> **Task directions**
The answer must reproduce all of the data below exactly and contain no images.

[Records from a data collection]

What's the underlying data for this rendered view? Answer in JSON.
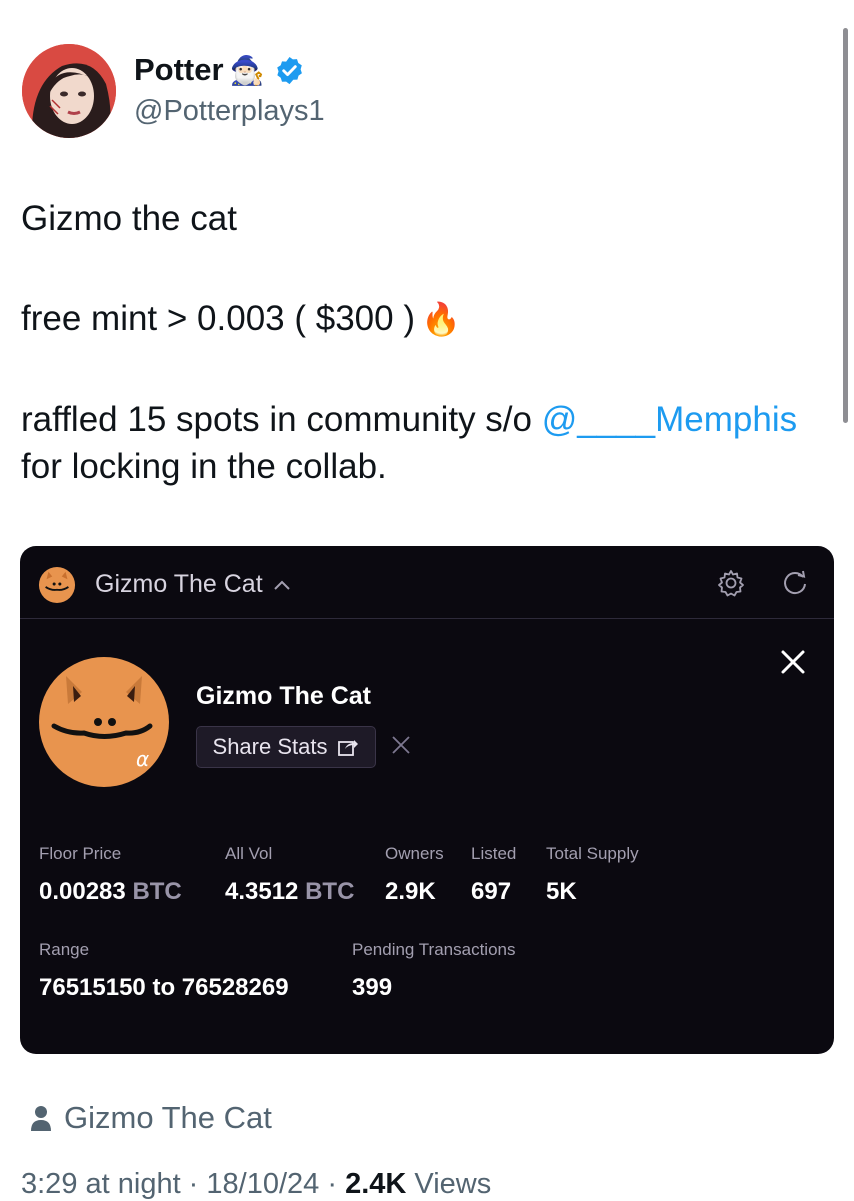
{
  "author": {
    "name": "Potter",
    "handle": "@Potterplays1",
    "name_emoji": "🧙🏻‍♂️"
  },
  "tweet": {
    "line1": "Gizmo the cat",
    "line2": "free mint > 0.003 ( $300 )",
    "line2_emoji": "🔥",
    "line3_prefix": "raffled 15 spots in community s/o ",
    "mention": "@____Memphis",
    "line4": "for locking in the collab."
  },
  "card": {
    "header_title": "Gizmo The Cat",
    "collection_name": "Gizmo The Cat",
    "share_label": "Share Stats",
    "stats": {
      "floor_price_label": "Floor Price",
      "floor_price_value": "0.00283",
      "floor_price_unit": "BTC",
      "all_vol_label": "All Vol",
      "all_vol_value": "4.3512",
      "all_vol_unit": "BTC",
      "owners_label": "Owners",
      "owners_value": "2.9K",
      "listed_label": "Listed",
      "listed_value": "697",
      "total_supply_label": "Total Supply",
      "total_supply_value": "5K",
      "range_label": "Range",
      "range_value": "76515150 to 76528269",
      "pending_label": "Pending Transactions",
      "pending_value": "399"
    }
  },
  "footer": {
    "attribution": "Gizmo The Cat",
    "time": "3:29 at night · 18/10/24 · ",
    "views_count": "2.4K",
    "views_label": " Views"
  },
  "colors": {
    "link": "#1d9bf0",
    "secondary_text": "#536471",
    "card_bg": "#0b0910",
    "verified": "#1d9bf0",
    "gizmo_orange": "#e8944e"
  }
}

> **Task solution**
What's the underlying data for this rendered view? Answer in JSON.
{
  "author": {
    "name": "Potter",
    "handle": "@Potterplays1",
    "name_emoji": "🧙🏻‍♂️"
  },
  "tweet": {
    "line1": "Gizmo the cat",
    "line2": "free mint > 0.003 ( $300 )",
    "line2_emoji": "🔥",
    "line3_prefix": "raffled 15 spots in community s/o ",
    "mention": "@____Memphis",
    "line4": "for locking in the collab."
  },
  "card": {
    "header_title": "Gizmo The Cat",
    "collection_name": "Gizmo The Cat",
    "share_label": "Share Stats",
    "stats": {
      "floor_price_label": "Floor Price",
      "floor_price_value": "0.00283",
      "floor_price_unit": "BTC",
      "all_vol_label": "All Vol",
      "all_vol_value": "4.3512",
      "all_vol_unit": "BTC",
      "owners_label": "Owners",
      "owners_value": "2.9K",
      "listed_label": "Listed",
      "listed_value": "697",
      "total_supply_label": "Total Supply",
      "total_supply_value": "5K",
      "range_label": "Range",
      "range_value": "76515150 to 76528269",
      "pending_label": "Pending Transactions",
      "pending_value": "399"
    }
  },
  "footer": {
    "attribution": "Gizmo The Cat",
    "time": "3:29 at night · 18/10/24 · ",
    "views_count": "2.4K",
    "views_label": " Views"
  },
  "colors": {
    "link": "#1d9bf0",
    "secondary_text": "#536471",
    "card_bg": "#0b0910",
    "verified": "#1d9bf0",
    "gizmo_orange": "#e8944e"
  }
}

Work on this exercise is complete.